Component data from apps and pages
■ ■ ■

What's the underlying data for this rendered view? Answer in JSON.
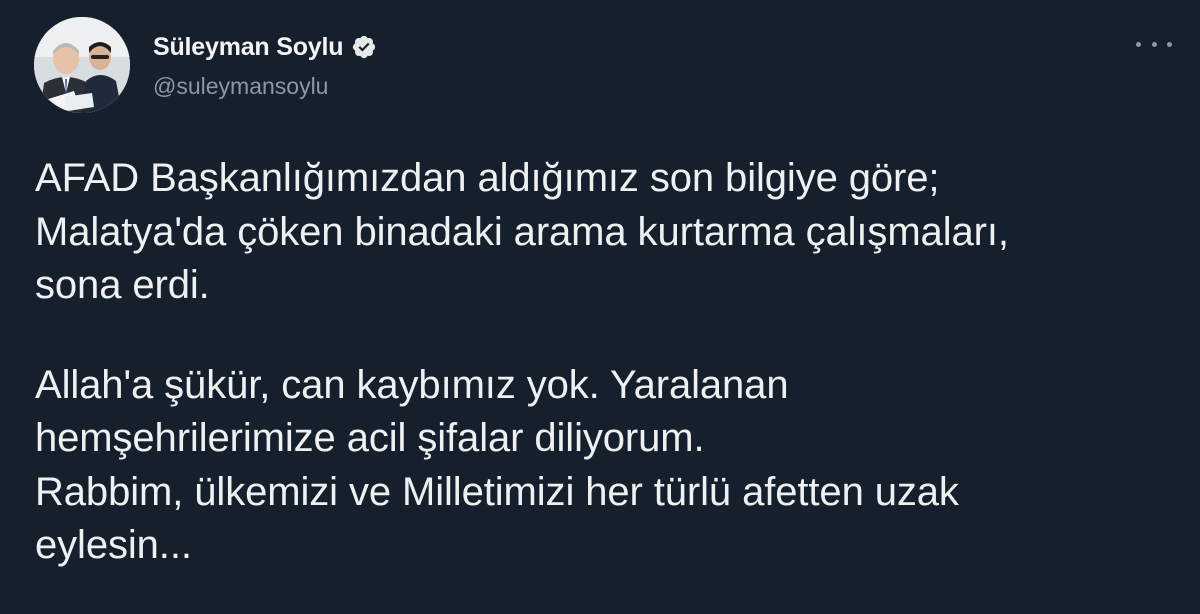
{
  "author": {
    "display_name": "Süleyman Soylu",
    "handle": "@suleymansoylu",
    "verified": true,
    "avatar_icon": "profile-photo"
  },
  "more_icon": "ellipsis-icon",
  "tweet": {
    "paragraph1": [
      "AFAD Başkanlığımızdan aldığımız son bilgiye göre;",
      "Malatya'da çöken binadaki arama kurtarma çalışmaları,",
      "sona erdi."
    ],
    "paragraph2": [
      "Allah'a şükür, can kaybımız yok. Yaralanan",
      "hemşehrilerimize acil şifalar diliyorum.",
      "Rabbim, ülkemizi ve Milletimizi her türlü afetten uzak",
      "eylesin..."
    ]
  },
  "colors": {
    "background": "#16202c",
    "text_primary": "#eef1f2",
    "text_secondary": "#8b98a5",
    "verified_badge": "#e7e9ea"
  }
}
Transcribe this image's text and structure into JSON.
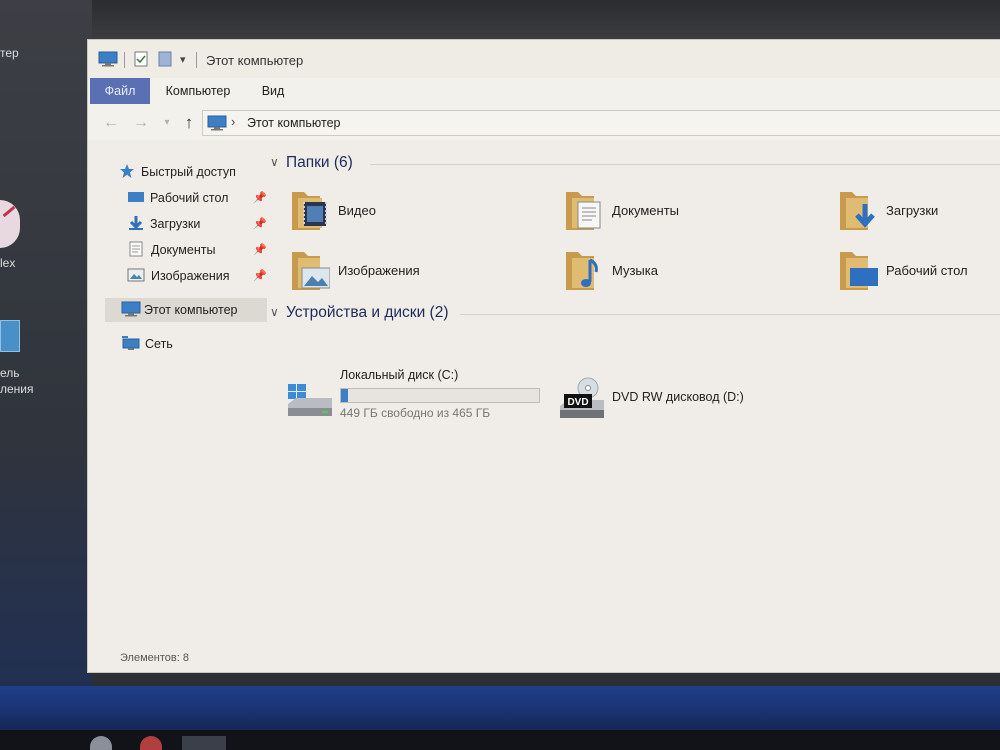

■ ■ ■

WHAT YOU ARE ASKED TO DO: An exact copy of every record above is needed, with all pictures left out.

SOLUTION:
What's the underlying data for this rendered view? Answer in JSON.
{
  "author": {
    "display_name": "Süleyman Soylu",
    "handle": "@suleymansoylu",
    "verified": true,
    "avatar_icon": "profile-photo"
  },
  "more_icon": "ellipsis-icon",
  "tweet": {
    "paragraph1": [
      "AFAD Başkanlığımızdan aldığımız son bilgiye göre;",
      "Malatya'da çöken binadaki arama kurtarma çalışmaları,",
      "sona erdi."
    ],
    "paragraph2": [
      "Allah'a şükür, can kaybımız yok. Yaralanan",
      "hemşehrilerimize acil şifalar diliyorum.",
      "Rabbim, ülkemizi ve Milletimizi her türlü afetten uzak",
      "eylesin..."
    ]
  },
  "colors": {
    "background": "#16202c",
    "text_primary": "#eef1f2",
    "text_secondary": "#8b98a5",
    "verified_badge": "#e7e9ea"
  }
}
Transcribe this image's text and structure into JSON.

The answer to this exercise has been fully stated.